Alfred Hitchcock is perhaps the best known and most influential filmmaker in the world, but most people know his later works as the director of Psycho and The Birds. There is, however, a formidable Hitchcock of a far older vintage: Hitchcock before he went to America, before he met Cary Grant and Grace Kelly.
This play, set in America in the 1940s, provides a behind-the-scenes look at a live radio broad-cast of two of Hitchcock’s films, ‘Sabotage’ and ‘The 39 Steps’,featuring spies, murder, love, a train chase and other storytelling elements that have become synonymous with the master of suspense. Hitchcock’s thrillers weren’t devoid of humour and American playwright Joe Landry, who has adapted these two films for the stage, has skilfully balanced Hitchcock’s playfulness with the macabre, in the hope that the audience will be able to smile and laugh as well as sit on the edge of their seats.
Each cast member plays a 1940s radio actor who is on stage for the duration of the play. Each actor has their respective character – or characters – at various times interacting with the stage manager, playing and ‘voicing’ a character from the play at the microphone, sitting and waiting for their next cue, communicating with other characters, creating vocal effects or studying the script.
The plot is accessed almost entirely through sound, although it blends many layers, including the visuals, that make it such a clever play. Some of the cast will also produce the inventive and outrageous sound effects,1940s style, to recreate the sounds of shootings, stabbings, ticking clocks and a donkey, to name but a few. We discussed what sound a stabbing might make, starting with a water melon and progressed through carrots and marrows to some other vegetable. At times the sound effect table has looked suspiciously like a greengrocer’s stall!
Microphone technique has proved a difficult new skill for us to master.
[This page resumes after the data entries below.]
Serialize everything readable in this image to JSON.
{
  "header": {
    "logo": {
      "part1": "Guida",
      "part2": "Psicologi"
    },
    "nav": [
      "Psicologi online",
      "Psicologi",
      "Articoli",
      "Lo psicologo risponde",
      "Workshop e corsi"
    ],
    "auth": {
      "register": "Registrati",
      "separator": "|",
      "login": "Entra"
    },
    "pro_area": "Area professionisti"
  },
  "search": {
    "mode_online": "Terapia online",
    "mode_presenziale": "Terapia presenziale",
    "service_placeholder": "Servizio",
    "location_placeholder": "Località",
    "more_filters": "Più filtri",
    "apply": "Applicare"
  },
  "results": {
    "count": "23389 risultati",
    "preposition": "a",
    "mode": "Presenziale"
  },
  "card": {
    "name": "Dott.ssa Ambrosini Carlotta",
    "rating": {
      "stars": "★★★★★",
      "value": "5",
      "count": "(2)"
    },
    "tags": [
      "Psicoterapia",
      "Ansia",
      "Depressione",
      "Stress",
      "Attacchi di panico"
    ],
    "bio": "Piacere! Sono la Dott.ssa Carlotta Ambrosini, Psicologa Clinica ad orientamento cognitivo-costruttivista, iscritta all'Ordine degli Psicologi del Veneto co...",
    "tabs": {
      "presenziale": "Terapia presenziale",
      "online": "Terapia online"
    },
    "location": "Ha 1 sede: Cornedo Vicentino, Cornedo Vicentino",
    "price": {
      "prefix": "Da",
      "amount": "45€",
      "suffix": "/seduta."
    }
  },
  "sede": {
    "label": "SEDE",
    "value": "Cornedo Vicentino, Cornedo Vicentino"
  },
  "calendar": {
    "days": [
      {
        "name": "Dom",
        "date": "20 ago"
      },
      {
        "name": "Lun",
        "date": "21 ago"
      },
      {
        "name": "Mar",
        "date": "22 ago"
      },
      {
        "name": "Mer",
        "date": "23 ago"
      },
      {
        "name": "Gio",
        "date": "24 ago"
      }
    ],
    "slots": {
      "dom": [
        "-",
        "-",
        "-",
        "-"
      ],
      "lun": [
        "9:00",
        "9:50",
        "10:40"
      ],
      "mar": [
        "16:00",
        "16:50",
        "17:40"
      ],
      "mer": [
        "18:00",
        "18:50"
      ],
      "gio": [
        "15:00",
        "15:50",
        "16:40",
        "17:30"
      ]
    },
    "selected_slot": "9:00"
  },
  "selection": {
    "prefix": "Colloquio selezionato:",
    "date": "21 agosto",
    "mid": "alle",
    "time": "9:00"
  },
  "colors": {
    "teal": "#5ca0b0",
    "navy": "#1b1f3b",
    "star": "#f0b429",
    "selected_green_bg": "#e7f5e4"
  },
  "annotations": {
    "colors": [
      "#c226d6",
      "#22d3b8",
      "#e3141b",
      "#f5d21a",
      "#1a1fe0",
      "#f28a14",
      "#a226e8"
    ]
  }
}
Following our marathon dress rehearsal weekend, one of the cast said to me, ‘We thought we were in for an easy ride this year, but now we know otherwise!’
Mary Hands (Director)